Airline claims first with flight by natural gas

14.10.2009   (Financial Times)

By Pilita Clark in London

Qatar Airways on Monday said it had put paying passengers on a flight powered
by fuel made from natural gas for the first time, in what could be an important
step in the industry’s attempts to lower dependence on oil-based fuel.

The airline contacted passengers booked for the six-hour flight from London’s
Gatwick airport to Doha beforehand and offered them a free alternative flight
in case nerves outweighed a desire to be part of history.

Gary Woodward, general manager operations and technical supply at Shell, which developed the 50-50 blend of synthetic gas-to-liquids (GTL) kerosene and conventional oil-based
kerosene used on the flight
, said the fuel offered airlines the chance to become less reliant on oil-based

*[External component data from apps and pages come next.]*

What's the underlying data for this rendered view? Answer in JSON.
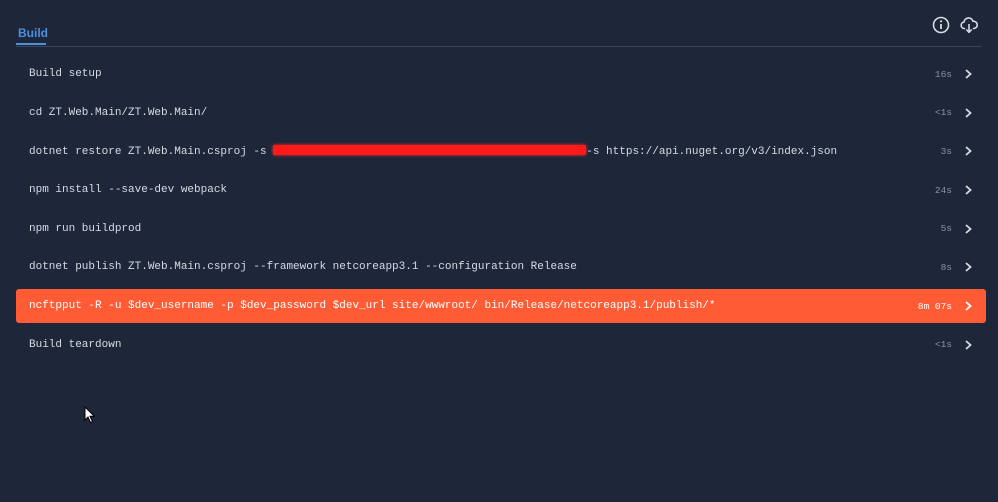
{
  "tabs": {
    "active_label": "Build"
  },
  "icons": {
    "info": "info-icon",
    "download": "cloud-download-icon",
    "chevron": "chevron-right-icon"
  },
  "colors": {
    "background": "#1e2739",
    "accent": "#4a8fe0",
    "failed": "#ff5b35",
    "redaction": "#ff1a1a"
  },
  "steps": [
    {
      "command": "Build setup",
      "duration": "16s",
      "status": "normal"
    },
    {
      "command": "cd ZT.Web.Main/ZT.Web.Main/",
      "duration": "<1s",
      "status": "normal"
    },
    {
      "command_before": "dotnet restore ZT.Web.Main.csproj -s ",
      "command_after": "-s https://api.nuget.org/v3/index.json",
      "duration": "3s",
      "status": "normal",
      "redacted": true
    },
    {
      "command": "npm install --save-dev webpack",
      "duration": "24s",
      "status": "normal"
    },
    {
      "command": "npm run buildprod",
      "duration": "5s",
      "status": "normal"
    },
    {
      "command": "dotnet publish ZT.Web.Main.csproj --framework netcoreapp3.1 --configuration Release",
      "duration": "8s",
      "status": "normal"
    },
    {
      "command": "ncftpput -R -u $dev_username -p $dev_password $dev_url site/wwwroot/ bin/Release/netcoreapp3.1/publish/*",
      "duration": "8m 07s",
      "status": "failed"
    },
    {
      "command": "Build teardown",
      "duration": "<1s",
      "status": "normal"
    }
  ]
}
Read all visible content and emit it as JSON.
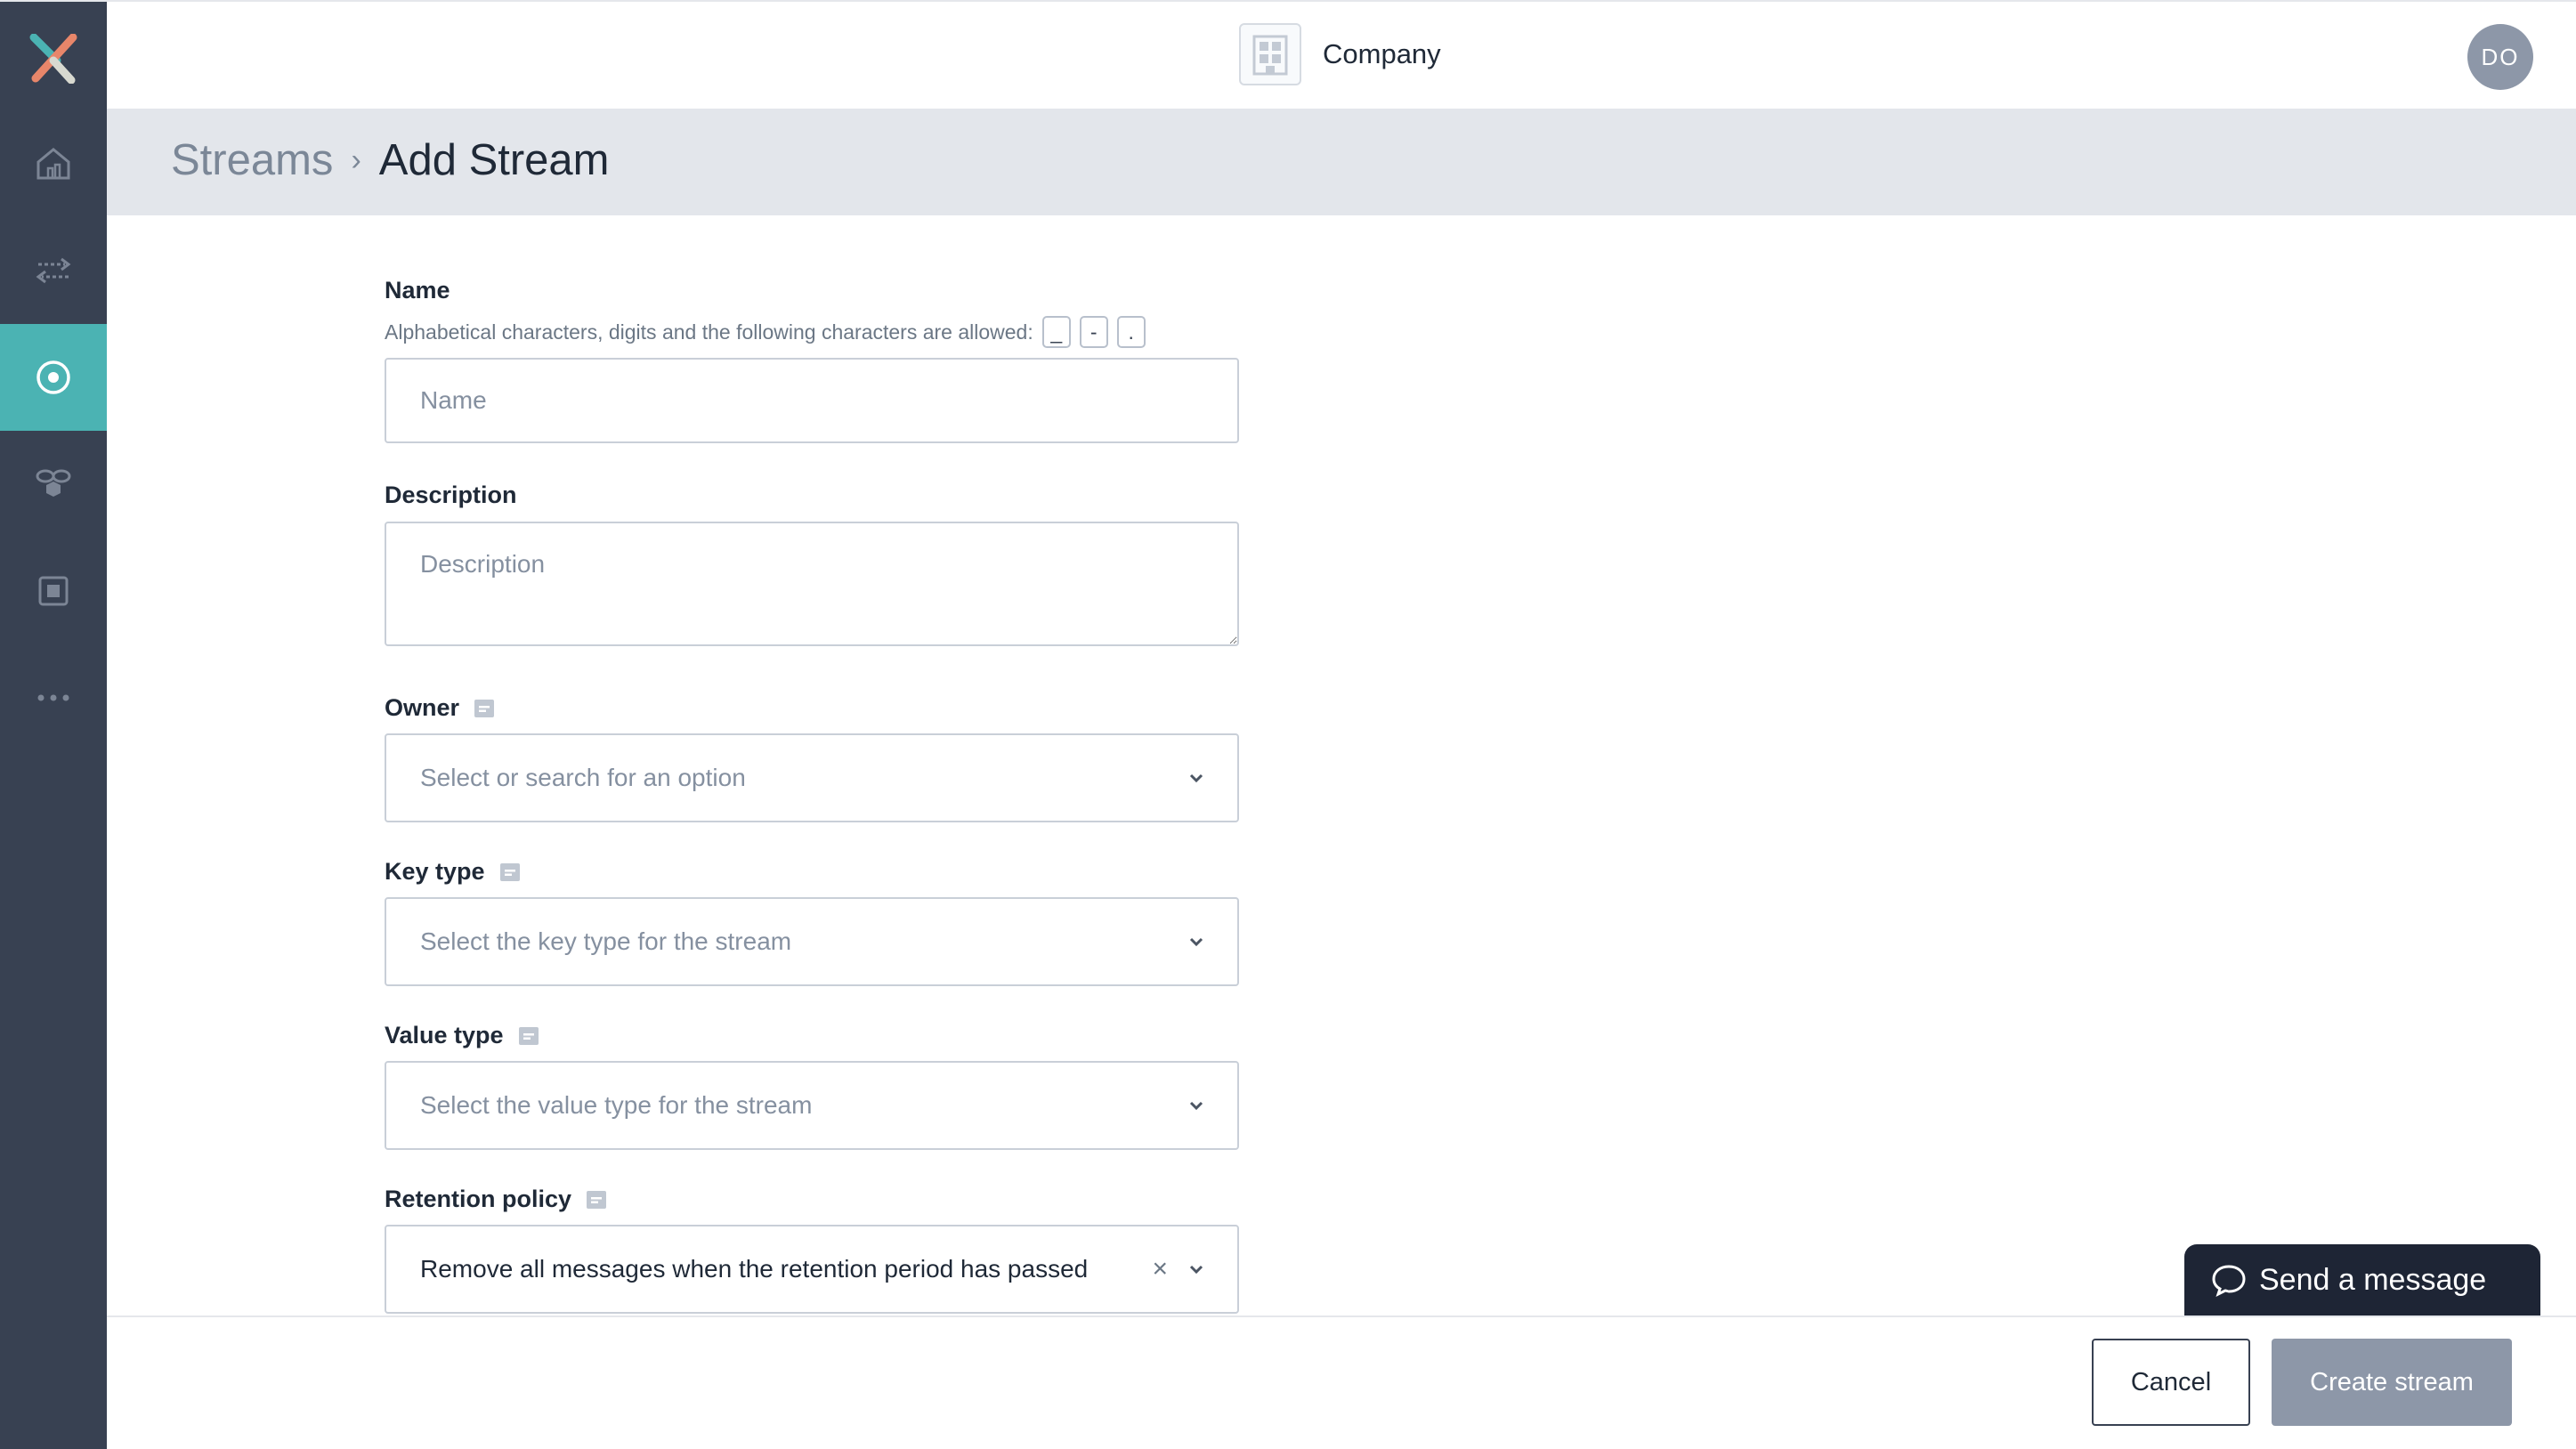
{
  "header": {
    "company": "Company",
    "avatar_initials": "DO"
  },
  "breadcrumb": {
    "parent": "Streams",
    "separator": "›",
    "current": "Add Stream"
  },
  "form": {
    "name": {
      "label": "Name",
      "help": "Alphabetical characters, digits and the following characters are allowed:",
      "allowed_chars": [
        "_",
        "-",
        "."
      ],
      "placeholder": "Name",
      "value": ""
    },
    "description": {
      "label": "Description",
      "placeholder": "Description",
      "value": ""
    },
    "owner": {
      "label": "Owner",
      "placeholder": "Select or search for an option"
    },
    "key_type": {
      "label": "Key type",
      "placeholder": "Select the key type for the stream"
    },
    "value_type": {
      "label": "Value type",
      "placeholder": "Select the value type for the stream"
    },
    "retention_policy": {
      "label": "Retention policy",
      "value": "Remove all messages when the retention period has passed",
      "clear_glyph": "×"
    }
  },
  "footer": {
    "cancel_label": "Cancel",
    "create_label": "Create stream"
  },
  "chat": {
    "label": "Send a message"
  },
  "sidebar": {
    "items": [
      {
        "id": "home",
        "icon": "home-icon"
      },
      {
        "id": "pipelines",
        "icon": "arrows-icon"
      },
      {
        "id": "streams",
        "icon": "target-icon",
        "active": true
      },
      {
        "id": "connectors",
        "icon": "bees-icon"
      },
      {
        "id": "apps",
        "icon": "chip-icon"
      },
      {
        "id": "more",
        "icon": "more-icon"
      }
    ]
  },
  "colors": {
    "sidebar": "#384152",
    "active": "#4bb3b3",
    "crumb_bg": "#e3e6eb",
    "primary_disabled": "#8d97a8"
  }
}
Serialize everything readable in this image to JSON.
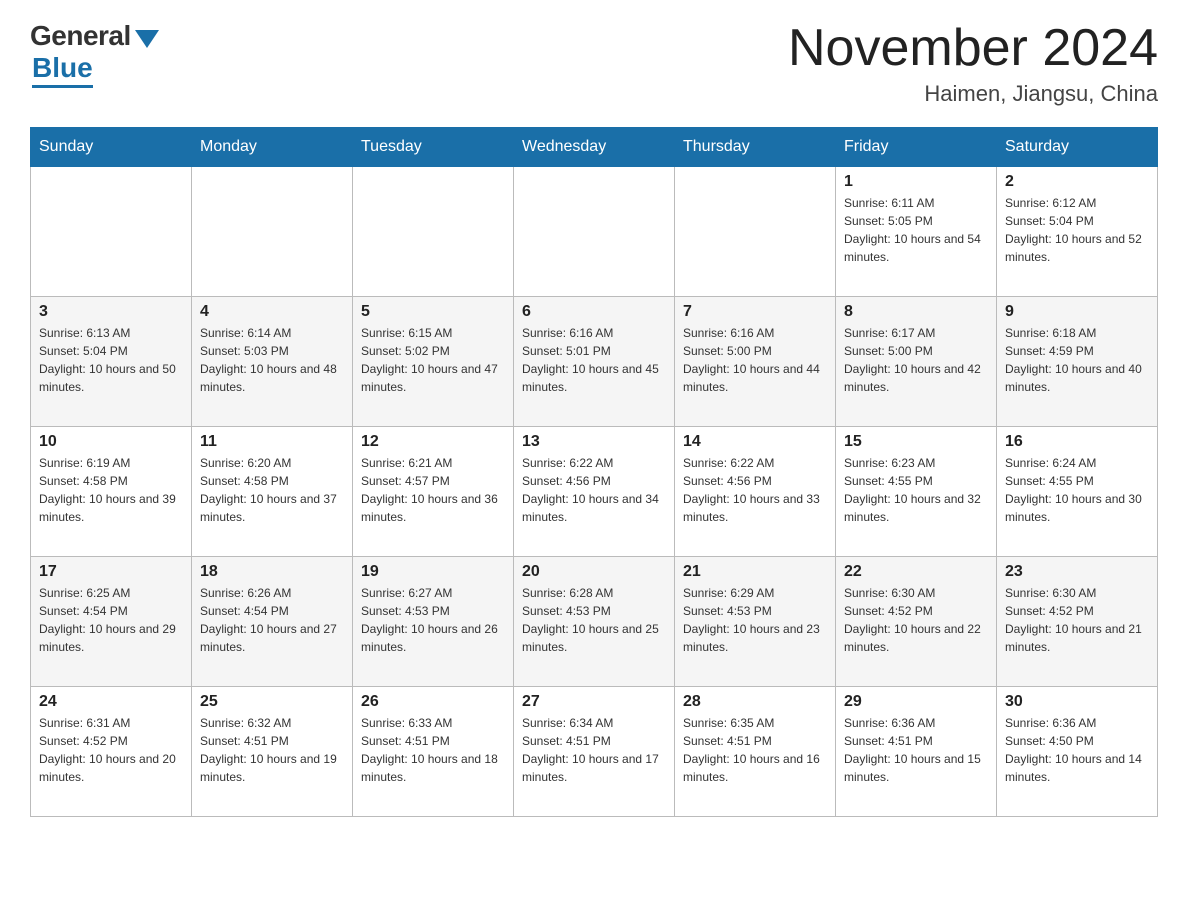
{
  "logo": {
    "general": "General",
    "blue": "Blue"
  },
  "title": "November 2024",
  "location": "Haimen, Jiangsu, China",
  "weekdays": [
    "Sunday",
    "Monday",
    "Tuesday",
    "Wednesday",
    "Thursday",
    "Friday",
    "Saturday"
  ],
  "weeks": [
    [
      {
        "day": "",
        "info": ""
      },
      {
        "day": "",
        "info": ""
      },
      {
        "day": "",
        "info": ""
      },
      {
        "day": "",
        "info": ""
      },
      {
        "day": "",
        "info": ""
      },
      {
        "day": "1",
        "info": "Sunrise: 6:11 AM\nSunset: 5:05 PM\nDaylight: 10 hours and 54 minutes."
      },
      {
        "day": "2",
        "info": "Sunrise: 6:12 AM\nSunset: 5:04 PM\nDaylight: 10 hours and 52 minutes."
      }
    ],
    [
      {
        "day": "3",
        "info": "Sunrise: 6:13 AM\nSunset: 5:04 PM\nDaylight: 10 hours and 50 minutes."
      },
      {
        "day": "4",
        "info": "Sunrise: 6:14 AM\nSunset: 5:03 PM\nDaylight: 10 hours and 48 minutes."
      },
      {
        "day": "5",
        "info": "Sunrise: 6:15 AM\nSunset: 5:02 PM\nDaylight: 10 hours and 47 minutes."
      },
      {
        "day": "6",
        "info": "Sunrise: 6:16 AM\nSunset: 5:01 PM\nDaylight: 10 hours and 45 minutes."
      },
      {
        "day": "7",
        "info": "Sunrise: 6:16 AM\nSunset: 5:00 PM\nDaylight: 10 hours and 44 minutes."
      },
      {
        "day": "8",
        "info": "Sunrise: 6:17 AM\nSunset: 5:00 PM\nDaylight: 10 hours and 42 minutes."
      },
      {
        "day": "9",
        "info": "Sunrise: 6:18 AM\nSunset: 4:59 PM\nDaylight: 10 hours and 40 minutes."
      }
    ],
    [
      {
        "day": "10",
        "info": "Sunrise: 6:19 AM\nSunset: 4:58 PM\nDaylight: 10 hours and 39 minutes."
      },
      {
        "day": "11",
        "info": "Sunrise: 6:20 AM\nSunset: 4:58 PM\nDaylight: 10 hours and 37 minutes."
      },
      {
        "day": "12",
        "info": "Sunrise: 6:21 AM\nSunset: 4:57 PM\nDaylight: 10 hours and 36 minutes."
      },
      {
        "day": "13",
        "info": "Sunrise: 6:22 AM\nSunset: 4:56 PM\nDaylight: 10 hours and 34 minutes."
      },
      {
        "day": "14",
        "info": "Sunrise: 6:22 AM\nSunset: 4:56 PM\nDaylight: 10 hours and 33 minutes."
      },
      {
        "day": "15",
        "info": "Sunrise: 6:23 AM\nSunset: 4:55 PM\nDaylight: 10 hours and 32 minutes."
      },
      {
        "day": "16",
        "info": "Sunrise: 6:24 AM\nSunset: 4:55 PM\nDaylight: 10 hours and 30 minutes."
      }
    ],
    [
      {
        "day": "17",
        "info": "Sunrise: 6:25 AM\nSunset: 4:54 PM\nDaylight: 10 hours and 29 minutes."
      },
      {
        "day": "18",
        "info": "Sunrise: 6:26 AM\nSunset: 4:54 PM\nDaylight: 10 hours and 27 minutes."
      },
      {
        "day": "19",
        "info": "Sunrise: 6:27 AM\nSunset: 4:53 PM\nDaylight: 10 hours and 26 minutes."
      },
      {
        "day": "20",
        "info": "Sunrise: 6:28 AM\nSunset: 4:53 PM\nDaylight: 10 hours and 25 minutes."
      },
      {
        "day": "21",
        "info": "Sunrise: 6:29 AM\nSunset: 4:53 PM\nDaylight: 10 hours and 23 minutes."
      },
      {
        "day": "22",
        "info": "Sunrise: 6:30 AM\nSunset: 4:52 PM\nDaylight: 10 hours and 22 minutes."
      },
      {
        "day": "23",
        "info": "Sunrise: 6:30 AM\nSunset: 4:52 PM\nDaylight: 10 hours and 21 minutes."
      }
    ],
    [
      {
        "day": "24",
        "info": "Sunrise: 6:31 AM\nSunset: 4:52 PM\nDaylight: 10 hours and 20 minutes."
      },
      {
        "day": "25",
        "info": "Sunrise: 6:32 AM\nSunset: 4:51 PM\nDaylight: 10 hours and 19 minutes."
      },
      {
        "day": "26",
        "info": "Sunrise: 6:33 AM\nSunset: 4:51 PM\nDaylight: 10 hours and 18 minutes."
      },
      {
        "day": "27",
        "info": "Sunrise: 6:34 AM\nSunset: 4:51 PM\nDaylight: 10 hours and 17 minutes."
      },
      {
        "day": "28",
        "info": "Sunrise: 6:35 AM\nSunset: 4:51 PM\nDaylight: 10 hours and 16 minutes."
      },
      {
        "day": "29",
        "info": "Sunrise: 6:36 AM\nSunset: 4:51 PM\nDaylight: 10 hours and 15 minutes."
      },
      {
        "day": "30",
        "info": "Sunrise: 6:36 AM\nSunset: 4:50 PM\nDaylight: 10 hours and 14 minutes."
      }
    ]
  ]
}
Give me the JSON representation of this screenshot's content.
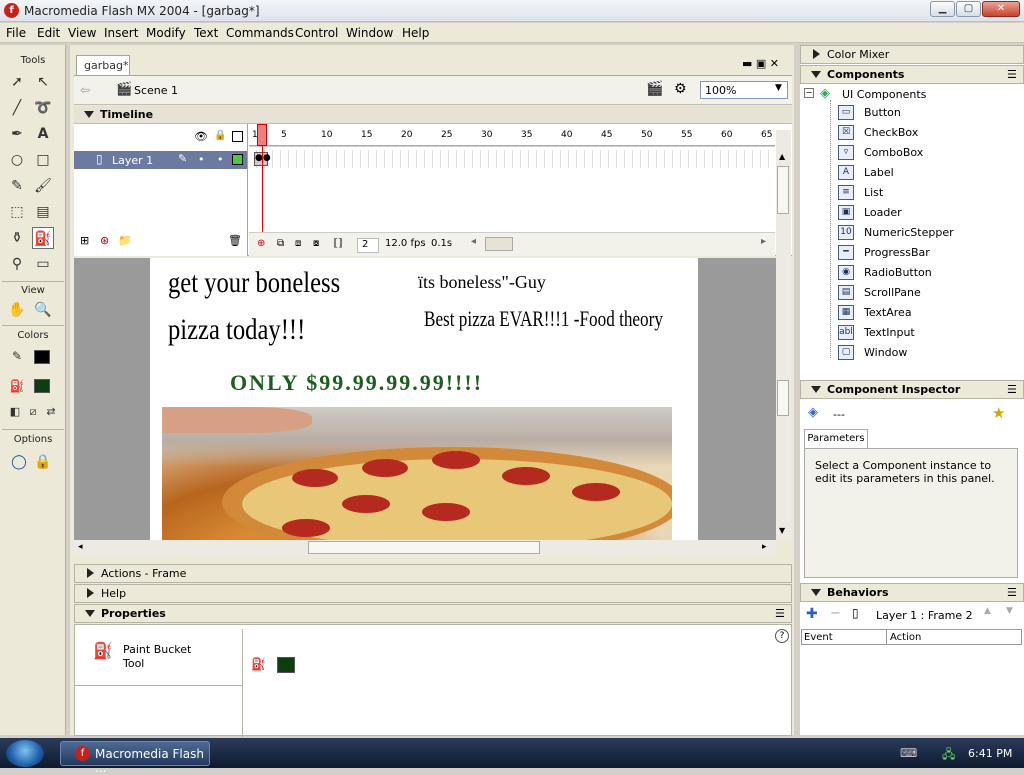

Although the GTL fuel also has lower emissions of pollutants affecting local
air quality, neither Shell nor other members of the consortium developing it claim
it is better at reducing carbon emissions, saying only that "there may be some
modest CO2 emissions benefits".  Jeff Gazzard , board member of the Aviation Environment Federation group, said: "GTL is useful for local airport air quality but has a higher carbon
footprint than ordinary fuel."

Aviation has become a target of environmentalists who accuse it of dragging its
heels on climate change.   The industry unveiled an agreement last month to cut
emissions to 50 per cent below 2005 levels by 2050.

A number of manufacturers and airlines, including Virgin Atlantic, Continental Airlines and Air New Zealand, have been testing alternative fuels based on substances ranging from coconut
oil to algae.   At least five test flights using either biofuels or GTL have been
carried out over the past two years, including a Virgin Atlantic Boeing 747-400
trip in February last year on which one engine operated on a 20 per cent biofuel
mix of babassu oil and coconut oil.

Airbus flew an A380 last year with one engine powered by GTL fuel.

However, Qatar Airways claims to be the first airline to use GTL kerosene on
an ordinary scheduled flight with paying passengers.

Commercial airlines in South Africa have used coal-to-liquid kerosene, but Monday’s
flight was the first using natural gas-to-liquid, which is considered more environmentally

A spokesman for the Civil Aviation Authority in the UK said GTL had been used
on military flights but the Qatar flight was the first time the authority had
heard of it being used on a commercial flight with passengers.

Mr Woodward of Shell said the new GTL fuel was only the third to be approved
for aircraft since the 1930s because of the need to ensure passenger safety.